G C Lichtenberg: “It is as if our languages were confounded: when we want a thought, they bring us a word; when we ask for a word, they give us a dash; and when we expect a dash, there comes a piece of bawdy.”
H. P. Lovecraft: "What a man does for pay is of little significance. What he is, as a sensitive instrument responsive to the world's beauty, is everything!"
Martin Amis: “Gogol is funny, Tolstoy in his merciless clarity is funny, and Dostoyevsky, funnily enough, is very funny indeed; moreover, the final generation of Russian literature, before it was destroyed by Lenin and Stalin, remained emphatically comic — Bunin, Bely, Bulgakov, Zamyatin. The novel is comic because life is comic (until the inevitable tragedy of the fifth act);...”
Werner Herzog: “We are surrounded by worn-out, banal, useless and exhausted images, limping and dragging themselves behind the rest of our cultural evolution.”
John Gray: "Unlike Schopenhauer, who lamented the human lot, Leopardi believed that the best response to life is laughter. What fascinated Schopenhauer, along with many later writers, was Leopardi’s insistence that illusion is necessary to human happiness."
Justin E.H. Smith: “One should of course take seriously serious efforts to improve society. But when these efforts fail, in whole or in part, it is only humor that offers redemption. So far, human expectations have always been strained, and have always come, give or take a bit, to nothing. In this respect reality itself has the form of a joke, and humor the force of truth.”
विलास सारंग: "… इ. स. 1000 नंतर ज्या प्रकारची संस्कृती रुढ झाली , त्यामध्ये साधारणत्व व विश्वात्मकता हे गुण प्राय: लुप्त झाले...आपली संस्कृती अकाली विश्वात्मक साधारणतेला मुकली आहे."
Friday, February 11, 2011
Quite a few of his stories are allegorical- an extended metaphor wherein a story illustrates an important attribute of the subject.
A character is his short story says:
"अरे, निर्बुद्ध, जड जगाविषयी बदलती रुपके करत राहण्यापेक्षा तुझ्या रुपकांप्रमाणे जर जग बदलत जाऊ लागले तर तुला तरी जास्त काय हवे सांग."
("...hey, instead of creating changing metaphors for stupid, gross world, if the world started changing to suit your metaphors, tell me what more you want.")
['Pinglavel' (पिंगळावेळ) 1977]
"छट, असली हजार माणसांनी आपल्या अर्ध्या सोंडी खुपसलेली, हजार जणांनी ढुंगण पुसलेली मलिन चिंध्यांसारखी वाक्यं मी कधीच वापरत नाही ! मला शब्द हवेत नव्या नाण्यांसारखे कलदार, मला वाक्य हवं ते सुरीच्या नव्या धारेसारख स्वच्छ, जिवंत."

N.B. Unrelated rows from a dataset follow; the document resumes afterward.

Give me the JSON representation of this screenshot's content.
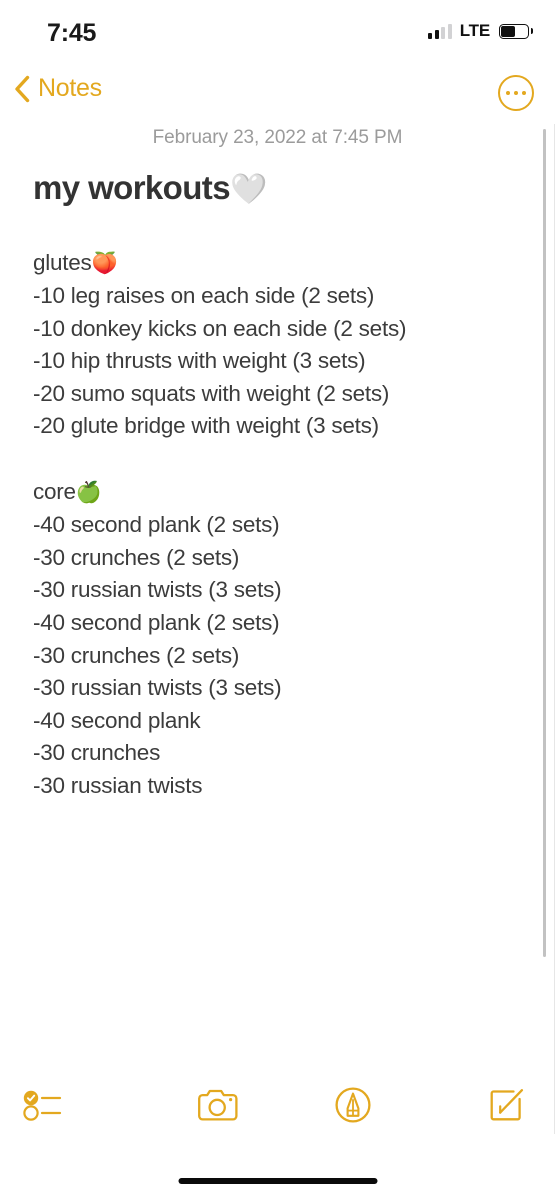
{
  "status_bar": {
    "time": "7:45",
    "carrier": "LTE",
    "signal_bars_total": 4,
    "signal_bars_filled": 2,
    "battery_percent": 55,
    "signal_icon": "cellular-signal-icon",
    "battery_icon": "battery-icon"
  },
  "nav_bar": {
    "back_label": "Notes",
    "back_icon": "chevron-left-icon",
    "more_icon": "more-ellipsis-icon",
    "accent_color": "#E3A81F"
  },
  "note": {
    "date": "February 23, 2022 at 7:45 PM",
    "title": "my workouts",
    "title_emoji": "🤍",
    "date_color": "#9b9b9b",
    "title_color": "#333333",
    "body_color": "#3c3c3c",
    "lines": [
      {
        "text": "glutes",
        "emoji": "🍑"
      },
      {
        "text": "-10 leg raises on each side (2 sets)",
        "emoji": ""
      },
      {
        "text": "-10 donkey kicks on each side (2 sets)",
        "emoji": ""
      },
      {
        "text": "-10 hip thrusts with weight (3 sets)",
        "emoji": ""
      },
      {
        "text": "-20 sumo squats with weight (2 sets)",
        "emoji": ""
      },
      {
        "text": "-20 glute bridge with weight (3 sets)",
        "emoji": ""
      },
      {
        "text": "",
        "emoji": ""
      },
      {
        "text": "core",
        "emoji": "🍏"
      },
      {
        "text": "-40 second plank (2 sets)",
        "emoji": ""
      },
      {
        "text": "-30 crunches (2 sets)",
        "emoji": ""
      },
      {
        "text": "-30 russian twists (3 sets)",
        "emoji": ""
      },
      {
        "text": "-40 second plank (2 sets)",
        "emoji": ""
      },
      {
        "text": "-30 crunches (2 sets)",
        "emoji": ""
      },
      {
        "text": "-30 russian twists (3 sets)",
        "emoji": ""
      },
      {
        "text": "-40 second plank",
        "emoji": ""
      },
      {
        "text": "-30 crunches",
        "emoji": ""
      },
      {
        "text": "-30 russian twists",
        "emoji": ""
      }
    ]
  },
  "toolbar": {
    "items": [
      {
        "name": "checklist",
        "icon": "checklist-icon"
      },
      {
        "name": "camera",
        "icon": "camera-icon"
      },
      {
        "name": "markup",
        "icon": "markup-pen-icon"
      },
      {
        "name": "compose",
        "icon": "compose-icon"
      }
    ],
    "accent_color": "#E3A81F"
  },
  "home_indicator": {
    "icon": "home-indicator-bar"
  }
}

("...ditch it, I never use sentences pierced by half trunks of thousands of humans, like rags which have been used to wipe asses by thousands! I want words jaunty like new coins, I want a sentence like an edge of newly sharpened knife- spotless, alive.")
['Ramalkhuna' (रमलखुणा), 1975]
Just count the number of metaphors in the quote above!
Eric Felten says in WSJ February 7 2011:
"Metaphor is crucial to the way the brain works. Is it also dangerous?
...Metaphor works, most obviously, when we recognize a similarity between two different things. It is a matter of "pattern recognition," which may be more important in the working of the brain than logic. "Early human thought proceeded by metaphor," according to Nobel Prize-winning neurobiologist Gerald Edelman. And this imprecise sort of figurative thinking is "a major source of imagination and creativity in adult life."...
...For Aristotle, a command of metaphor was "the mark of genius, for to make good metaphors implies an eye for resemblances." The psych-lab linguists can pump the primes all they like, but the proper use of figurative language may well remain an art rather than a science."
"Early human thought proceeded by metaphor...a major source of imagination and creativity in adult life..."?
GA would have been glad to know!
Artist: William Steig, The New Yorker, 12 September 1931
(Almost eighty years later, Mr. Steig is as funny as he always was.)
p.s. This is one metaphor- 'old rusty gate'- that one day I'll be eligible for!